7. Apparatus according to claim 6, wherein each blade has a fiat side serving as a leading surface in relation to the direction of rotation of said blade means, said passage including a wide mouth entrance opening in said flat side, the outer tip of the blade having a discharge opening in relatively restricted communication with said entrance opening.

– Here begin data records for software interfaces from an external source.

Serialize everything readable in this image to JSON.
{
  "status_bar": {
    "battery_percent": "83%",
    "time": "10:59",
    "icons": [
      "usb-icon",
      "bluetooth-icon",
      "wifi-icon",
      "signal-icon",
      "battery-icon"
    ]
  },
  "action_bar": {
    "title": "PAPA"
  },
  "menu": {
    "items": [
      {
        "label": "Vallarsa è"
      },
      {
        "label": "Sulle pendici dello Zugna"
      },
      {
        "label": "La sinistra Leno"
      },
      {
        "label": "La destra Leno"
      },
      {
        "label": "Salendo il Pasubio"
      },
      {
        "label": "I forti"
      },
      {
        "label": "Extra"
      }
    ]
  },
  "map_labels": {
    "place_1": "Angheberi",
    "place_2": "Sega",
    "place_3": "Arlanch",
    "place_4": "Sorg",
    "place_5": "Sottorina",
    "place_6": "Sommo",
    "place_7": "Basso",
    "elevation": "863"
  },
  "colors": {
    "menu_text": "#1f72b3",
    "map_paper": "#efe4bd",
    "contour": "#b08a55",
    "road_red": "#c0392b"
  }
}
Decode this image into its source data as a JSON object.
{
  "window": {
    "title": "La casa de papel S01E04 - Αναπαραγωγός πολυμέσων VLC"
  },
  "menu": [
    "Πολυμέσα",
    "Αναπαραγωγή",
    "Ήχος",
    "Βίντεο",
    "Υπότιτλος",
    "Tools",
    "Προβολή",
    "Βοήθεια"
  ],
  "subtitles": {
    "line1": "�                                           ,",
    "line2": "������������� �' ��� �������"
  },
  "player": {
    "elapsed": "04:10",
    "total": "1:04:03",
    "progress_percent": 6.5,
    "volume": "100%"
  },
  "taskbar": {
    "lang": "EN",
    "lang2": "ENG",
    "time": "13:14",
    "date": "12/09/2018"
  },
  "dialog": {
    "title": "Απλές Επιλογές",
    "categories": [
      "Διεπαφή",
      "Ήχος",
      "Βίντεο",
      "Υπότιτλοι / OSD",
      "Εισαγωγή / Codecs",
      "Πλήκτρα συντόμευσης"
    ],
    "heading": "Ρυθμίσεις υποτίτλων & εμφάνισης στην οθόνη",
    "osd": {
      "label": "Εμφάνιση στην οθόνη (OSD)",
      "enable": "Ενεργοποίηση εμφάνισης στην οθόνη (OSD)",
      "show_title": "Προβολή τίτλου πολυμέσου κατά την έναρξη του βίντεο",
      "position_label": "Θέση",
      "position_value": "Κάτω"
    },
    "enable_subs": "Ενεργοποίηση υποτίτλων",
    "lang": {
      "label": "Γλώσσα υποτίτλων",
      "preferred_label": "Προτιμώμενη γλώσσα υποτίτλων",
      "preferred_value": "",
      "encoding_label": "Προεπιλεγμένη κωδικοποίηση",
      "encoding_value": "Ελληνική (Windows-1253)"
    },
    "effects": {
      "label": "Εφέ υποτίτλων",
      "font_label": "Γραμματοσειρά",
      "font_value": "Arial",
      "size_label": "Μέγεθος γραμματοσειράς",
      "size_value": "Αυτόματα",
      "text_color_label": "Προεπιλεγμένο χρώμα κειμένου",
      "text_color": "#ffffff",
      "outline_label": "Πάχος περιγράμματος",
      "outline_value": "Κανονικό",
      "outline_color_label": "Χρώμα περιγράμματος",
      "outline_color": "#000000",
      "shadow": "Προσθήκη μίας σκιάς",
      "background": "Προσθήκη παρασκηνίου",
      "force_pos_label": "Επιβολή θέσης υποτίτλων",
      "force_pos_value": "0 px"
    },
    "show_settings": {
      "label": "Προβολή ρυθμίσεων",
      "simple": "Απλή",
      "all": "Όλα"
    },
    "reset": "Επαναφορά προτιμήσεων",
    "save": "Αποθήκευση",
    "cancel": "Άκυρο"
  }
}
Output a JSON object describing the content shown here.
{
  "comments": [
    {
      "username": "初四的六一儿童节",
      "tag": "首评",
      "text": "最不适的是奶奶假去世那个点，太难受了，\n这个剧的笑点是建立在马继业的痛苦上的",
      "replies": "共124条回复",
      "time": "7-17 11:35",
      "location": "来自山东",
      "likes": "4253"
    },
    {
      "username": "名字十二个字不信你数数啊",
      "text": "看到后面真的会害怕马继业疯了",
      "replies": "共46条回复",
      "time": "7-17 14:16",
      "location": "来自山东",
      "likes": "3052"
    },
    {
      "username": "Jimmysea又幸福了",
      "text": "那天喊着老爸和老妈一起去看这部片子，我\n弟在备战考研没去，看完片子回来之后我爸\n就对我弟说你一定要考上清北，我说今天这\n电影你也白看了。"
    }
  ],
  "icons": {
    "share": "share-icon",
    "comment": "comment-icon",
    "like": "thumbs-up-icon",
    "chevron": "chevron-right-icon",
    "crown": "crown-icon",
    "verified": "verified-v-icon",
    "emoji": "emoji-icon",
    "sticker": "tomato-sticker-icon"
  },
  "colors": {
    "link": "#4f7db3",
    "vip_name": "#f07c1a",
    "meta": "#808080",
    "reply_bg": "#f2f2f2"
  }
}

8. Apparatus for impregnating extruded plastic articles with supplemental materials to create therein distinguishing characteristics, comprising a press barrel, means rotatable in said barrel to plasticize and convey a base plastic material under pressure, die means to which the plasticized material is fed by said rotatable means to be extruded therethrough as an article of selected shape, said rotatable means terminating at an inner end thereof in advance of said die, the barrel intermediate the inner end of said rotatable means and said die means forming a chamber filling with plasticized material under the influence of back pressure imposed by said die means, injector means for introducing a supplemental material into said chamber, and blade means in said chamber arranged to move in a substantially wiping relation to said injector means and rotatable in the mass of material filling said chamber, said blade means being mounted adjacent said inner end of said screw means and including material 1 1 1 2 channeling means cooperating with said injector means to 3,160,688 12/1964 Aykanian et al. 1812 (SN) X orient the supplemental material in the plasticized mate- 3,344,215 9/ 1967 De Witz et a1. 18--(12 SN UX) rial in a predetermined streaked pattern. 3,334,163 8/1967 Gilbert 1812 (SN) X 9. Apparatus according to claim 8, wherein said blade 3,422,175 1/1969 Rowland 18'13 (P) X means includes at least one arm extending radially across 5 3,477,698 11/ 1969 Smith et a1. 18l2 (SN) X the interior of the press barrel beyond the said inner end of said rotatable means and substantially at the location I. SPENCER OVERHOLSER, Primary Examiner Said inject means- M. o. SUTTON, Assistant Examiner References Cited 10 US. Cl. X.R. UNITED STATES PATENTS 42s 207, 380
2,803,041 8/1957 Hill et a]. 1s 12 SN UX) 3,274,646 9/1966 Krystof 18-13 (P)